TRES is a compilation of three long poems, one written in 1981 and two in 1993, before Bolaño turned his energy to the composition of his major novels. It is a companion to another collection of poetry, Los perros románticos (“The Romantic Dogs”), which contains 43 poems dating from 1980 to 1998. Both volumes first appeared (in Spanish) in 2000.
“The movement of a free mind at play” is how the American writer Cynthia Ozick once described the quality of a well-written essay. I think it’s a suitable description for what readers find most appealing about Bolaño’s writing, no matter its ostensible literary form or its disruption of those forms. All of his output — from the sprawling novels like “2666” and “The Savage Detectives” to the short stories to “Between Parentheses: Essays, Articles and Speeches, 1998-2003” — is of a piece. His execution of the subject matter in tripartite TRES — the playing out of a love affair; the feverish road trip of a band of musicians traversing Chile, Peru, and Ecuador; and the extended set of dreams in which Bolaño defers to his fellow authors (among them, Philip K. Dick, Mark Twain, Archibald MacLeish, and Carson McCullers) — follows Ozick’s credo.

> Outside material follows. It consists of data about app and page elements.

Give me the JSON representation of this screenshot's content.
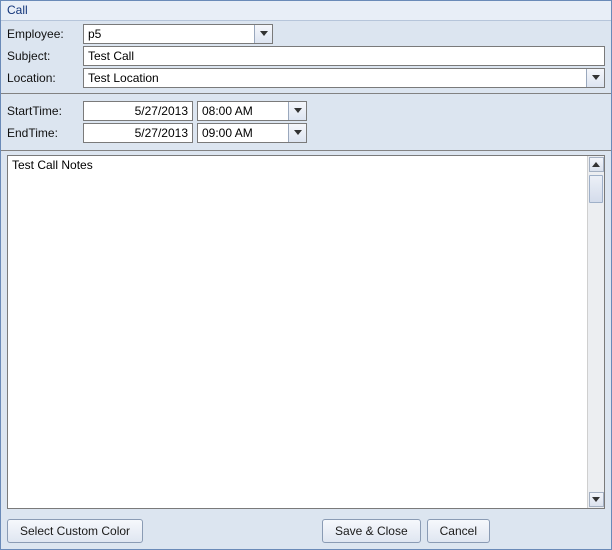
{
  "window": {
    "title": "Call"
  },
  "form": {
    "employee": {
      "label": "Employee:",
      "value": "p5"
    },
    "subject": {
      "label": "Subject:",
      "value": "Test Call"
    },
    "location": {
      "label": "Location:",
      "value": "Test Location"
    }
  },
  "time": {
    "start": {
      "label": "StartTime:",
      "date": "5/27/2013",
      "time": "08:00 AM"
    },
    "end": {
      "label": "EndTime:",
      "date": "5/27/2013",
      "time": "09:00 AM"
    }
  },
  "notes": {
    "value": "Test Call Notes"
  },
  "buttons": {
    "color": "Select Custom Color",
    "save": "Save & Close",
    "cancel": "Cancel"
  }
}
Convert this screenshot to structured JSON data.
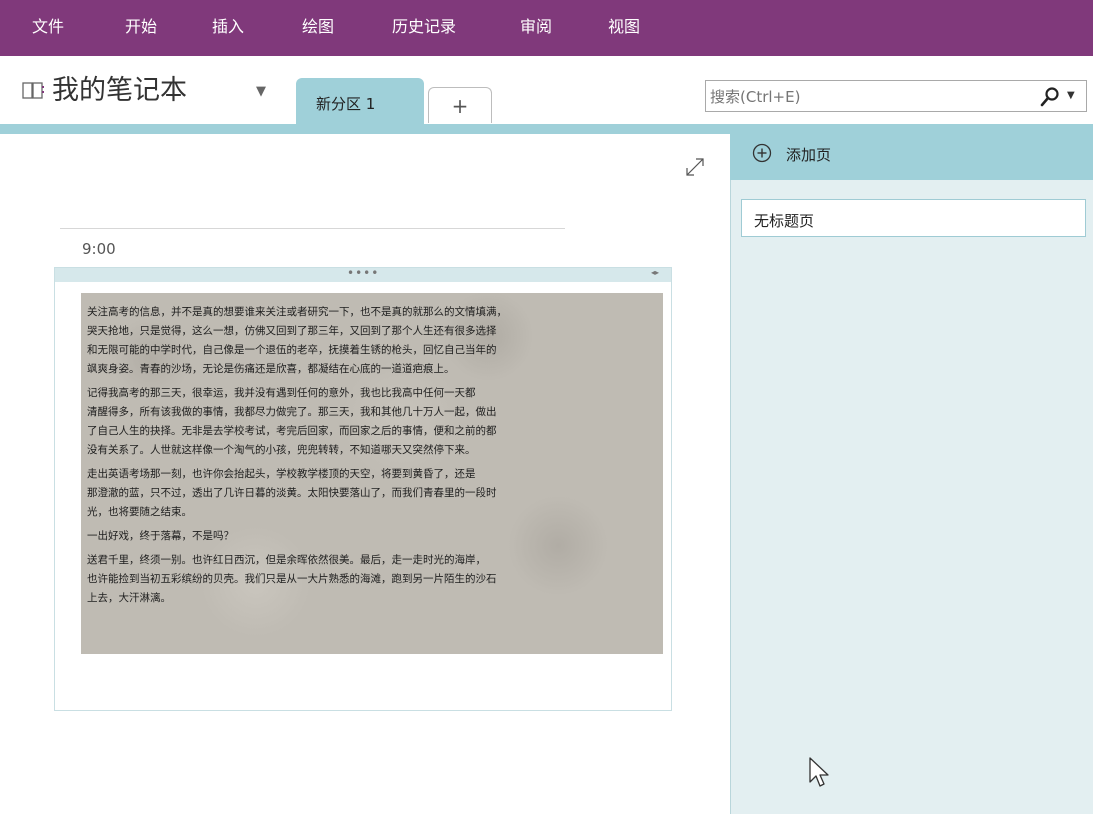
{
  "menu": {
    "items": [
      "文件",
      "开始",
      "插入",
      "绘图",
      "历史记录",
      "审阅",
      "视图"
    ]
  },
  "notebook": {
    "title": "我的笔记本"
  },
  "sections": {
    "tabs": [
      "新分区 1"
    ],
    "add_symbol": "+"
  },
  "search": {
    "placeholder": "搜索(Ctrl+E)"
  },
  "page": {
    "time": "9:00",
    "container_handle": "••••",
    "container_arrows": "◂▸",
    "image_text_lines": [
      "关注高考的信息，并不是真的想要谁来关注或者研究一下，也不是真的就那么的文情填满，",
      "哭天抢地，只是觉得，这么一想，仿佛又回到了那三年，又回到了那个人生还有很多选择",
      "和无限可能的中学时代，自己像是一个退伍的老卒，抚摸着生锈的枪头，回忆自己当年的",
      "飒爽身姿。青春的沙场，无论是伤痛还是欣喜，都凝结在心底的一道道疤痕上。",
      "    记得我高考的那三天，很幸运，我并没有遇到任何的意外，我也比我高中任何一天都",
      "清醒得多，所有该我做的事情，我都尽力做完了。那三天，我和其他几十万人一起，做出",
      "了自己人生的抉择。无非是去学校考试，考完后回家，而回家之后的事情，便和之前的都",
      "没有关系了。人世就这样像一个淘气的小孩，兜兜转转，不知道哪天又突然停下来。",
      "    走出英语考场那一刻，也许你会抬起头，学校教学楼顶的天空，将要到黄昏了，还是",
      "那澄澈的蓝，只不过，透出了几许日暮的淡黄。太阳快要落山了，而我们青春里的一段时",
      "光，也将要随之结束。",
      "    一出好戏，终于落幕，不是吗？",
      "    送君千里，终须一别。也许红日西沉，但是余晖依然很美。最后，走一走时光的海岸，",
      "也许能捡到当初五彩缤纷的贝壳。我们只是从一大片熟悉的海滩，跑到另一片陌生的沙石",
      "上去，大汗淋漓。"
    ]
  },
  "pages_pane": {
    "add_page_label": "添加页",
    "pages": [
      "无标题页"
    ]
  },
  "colors": {
    "ribbon": "#80397b",
    "section_tab": "#9fd0d9",
    "pane_background": "#e3eff1"
  }
}
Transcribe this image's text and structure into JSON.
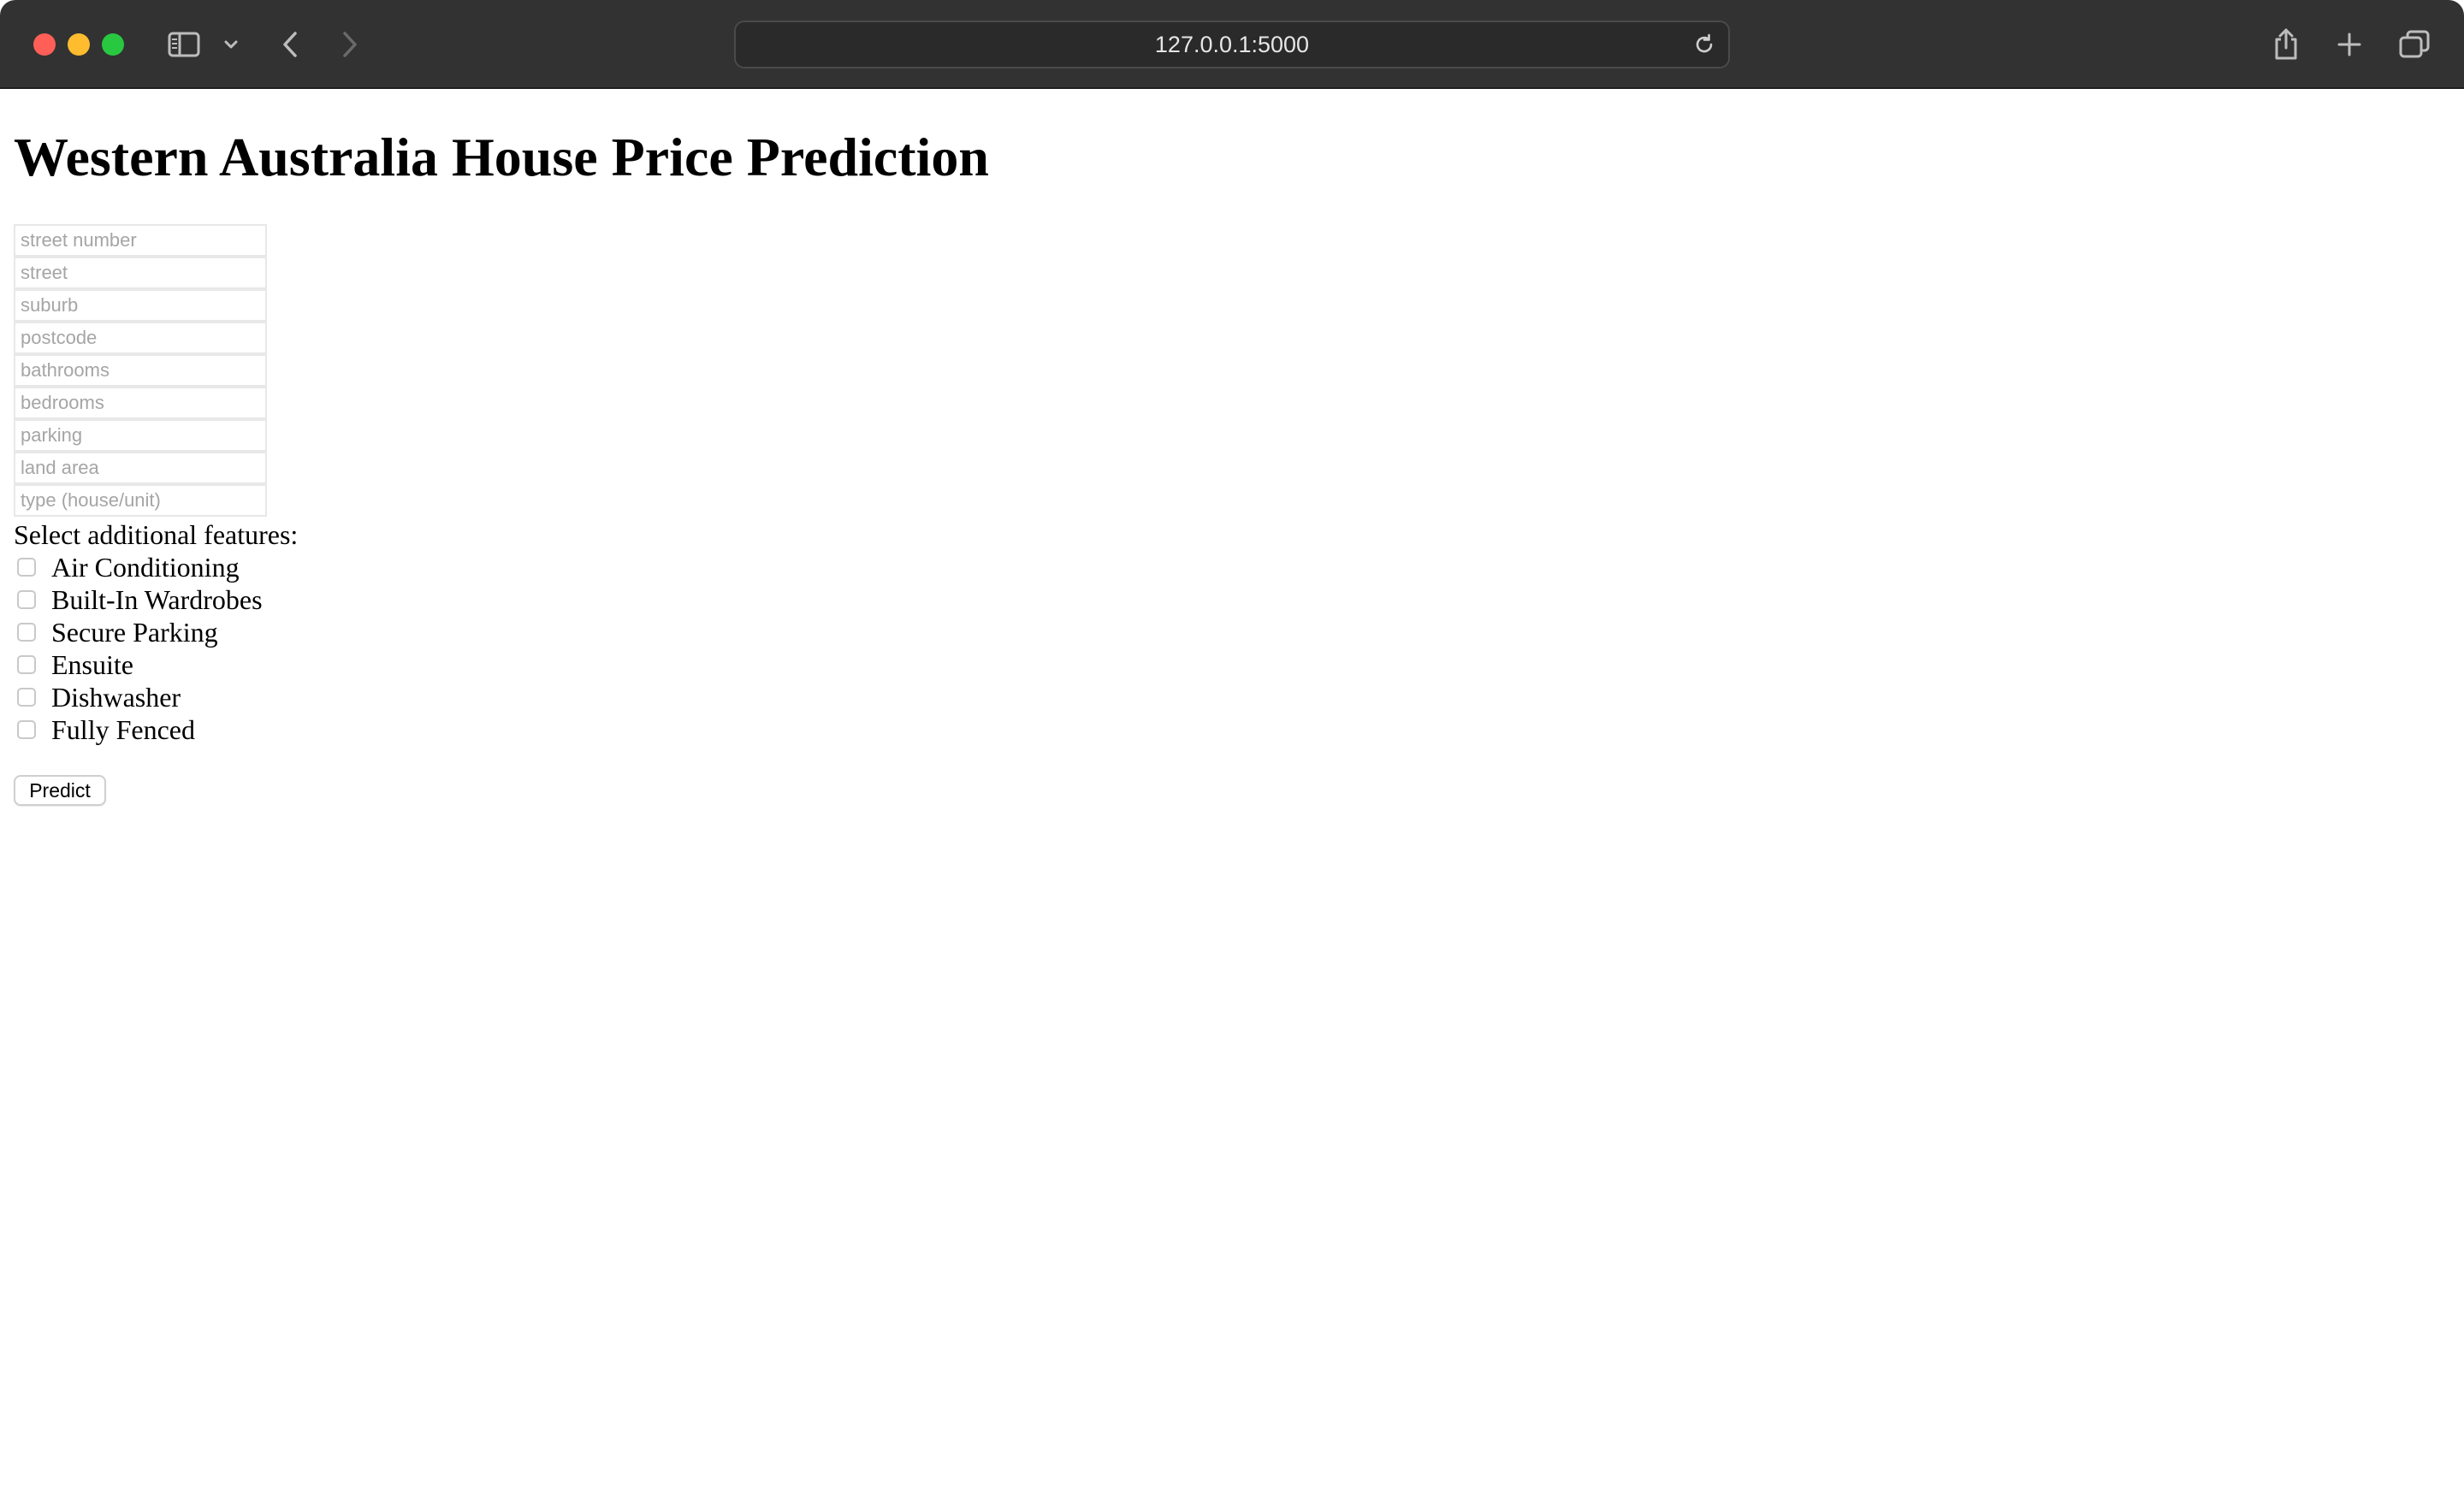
{
  "browser": {
    "url": "127.0.0.1:5000",
    "icons": [
      "sidebar-icon",
      "chevron-down-icon",
      "back-icon",
      "forward-icon",
      "reload-icon",
      "share-icon",
      "plus-icon",
      "tabs-overview-icon"
    ]
  },
  "page": {
    "title": "Western Australia House Price Prediction",
    "fields": [
      {
        "placeholder": "street number",
        "value": ""
      },
      {
        "placeholder": "street",
        "value": ""
      },
      {
        "placeholder": "suburb",
        "value": ""
      },
      {
        "placeholder": "postcode",
        "value": ""
      },
      {
        "placeholder": "bathrooms",
        "value": ""
      },
      {
        "placeholder": "bedrooms",
        "value": ""
      },
      {
        "placeholder": "parking",
        "value": ""
      },
      {
        "placeholder": "land area",
        "value": ""
      },
      {
        "placeholder": "type (house/unit)",
        "value": ""
      }
    ],
    "features_label": "Select additional features:",
    "features": [
      {
        "label": "Air Conditioning",
        "checked": false
      },
      {
        "label": "Built-In Wardrobes",
        "checked": false
      },
      {
        "label": "Secure Parking",
        "checked": false
      },
      {
        "label": "Ensuite",
        "checked": false
      },
      {
        "label": "Dishwasher",
        "checked": false
      },
      {
        "label": "Fully Fenced",
        "checked": false
      }
    ],
    "predict_label": "Predict"
  },
  "colors": {
    "toolbar_bg": "#323232",
    "url_bar_bg": "#2a2a2a",
    "close": "#ff5f57",
    "minimize": "#febc2e",
    "maximize": "#28c840",
    "placeholder_text": "#a5a5a5"
  }
}
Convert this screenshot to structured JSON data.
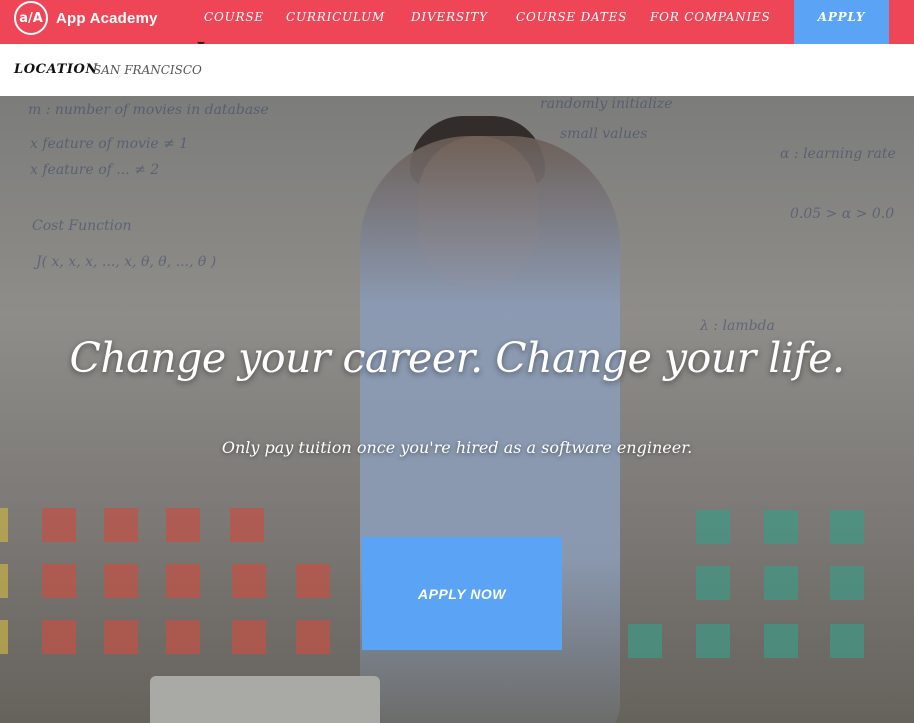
{
  "brand": {
    "logo_glyph": "a/A",
    "name": "App Academy"
  },
  "nav": {
    "items": [
      "COURSE",
      "CURRICULUM",
      "DIVERSITY",
      "COURSE DATES",
      "FOR COMPANIES"
    ],
    "apply_label": "APPLY"
  },
  "location": {
    "label": "LOCATION",
    "value": "SAN FRANCISCO"
  },
  "hero": {
    "headline": "Change your career. Change your life.",
    "subheadline": "Only pay tuition once you're hired as a software engineer.",
    "cta_label": "APPLY NOW"
  },
  "colors": {
    "topbar": "#ef4657",
    "accent_blue": "#5aa3f5"
  }
}
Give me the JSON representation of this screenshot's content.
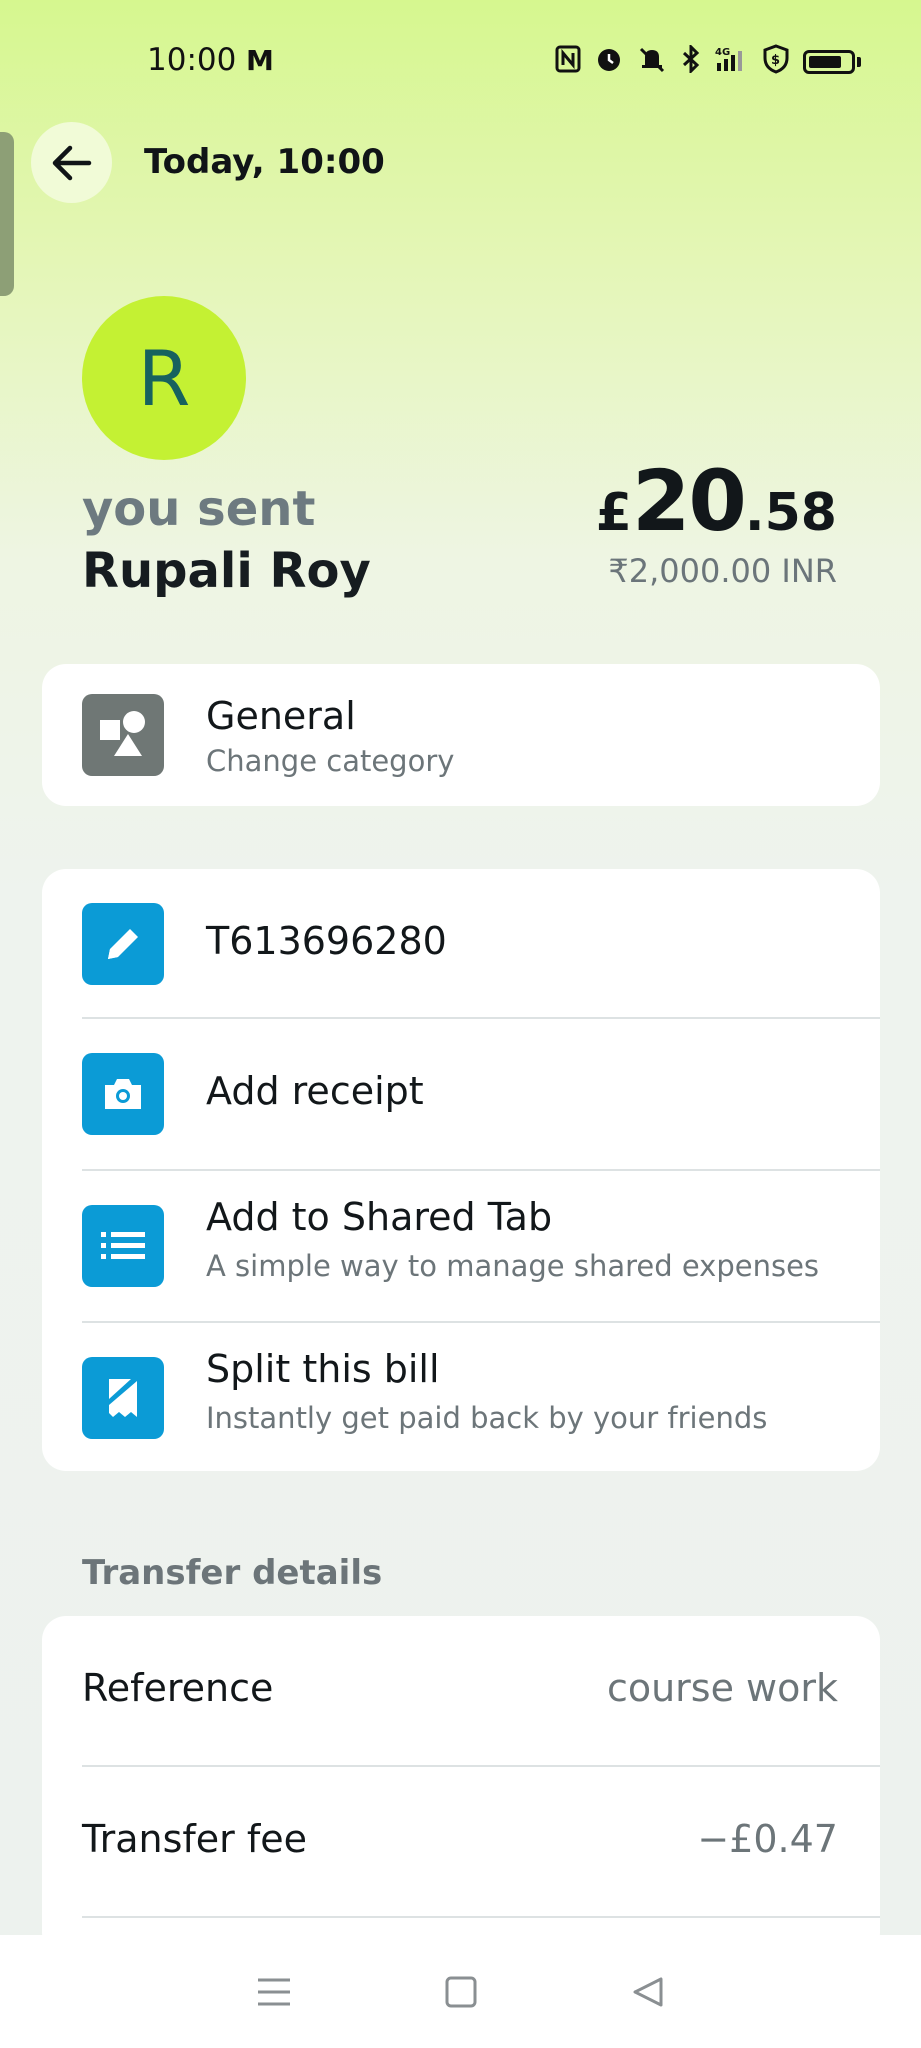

The fact that TRES is labelled poetry is an irrelevance. Bolaño transgresses boundaries. If you are otherwise a fan of Bolaño’s novels and stories but generally don’t like “poetry,” my advice is to ignore the poetry tag.
One disappointment I had with the book was the relative paucity of Bolaño’s signature epigrammatic statements on art and life. Although the works were at times compelling, I think that for anyone new to this author, there are more auspicious places to start. My candidates: “By Night in Chile” or “The Savage Detectives.”
To state that TRES weighs in at 176 pages is deceptive. The book is actually a quick read because of abundant white space on the pages of the two prose poems. If you are reading only the translated pages of this dual-language book, expect to spend 20 minutes or less with each of the three parts. The original Spanish text appears on the left pages and the English translation (by Laura Healy) on the right. Kudos to the publisher, New Directions, for using not a common glued binding but a binding sewn with thread. This allows the book to stay open and flat for bilingual readers who wish to follow the flow of the words in both languages.
One disappointment is the absence of any helpful editorial content to explain the bare texts — if not annotations or notes, then at least an Introduction would have been a welcome feature. Until someone pens a critical biography of Bolaño to guide the serious reader, bits and pieces of background and context are accessible on the internet. As an Introduction to TRES, I recommend a lengthy, breezy but enlightening 2009 blog post (“The Best of Bolaño is Yet to Come,” signed “Rise”) written in anticipation of the appearance of an English translation of the book. The blogger includes some insider comments from the translator Laura Healy.
After reading TRES, I found the following online reviews helped me better understand what I had read. All three are strong in analytical insights:
1. A review by Dawn Marie Knopf in The Faster Times (“Sharp Instruments and Lynched Messiahs”) here
2. A review by Andrew R. Chow in The Harvard Crimson (“Poetry Collection Introduces the Real Roberto Bolaño”) here
3. A review by Miguel Jimenez (“Another Bolaño Book, Another Work of Genius”) here.
A version of this review is posted on Amazon, here.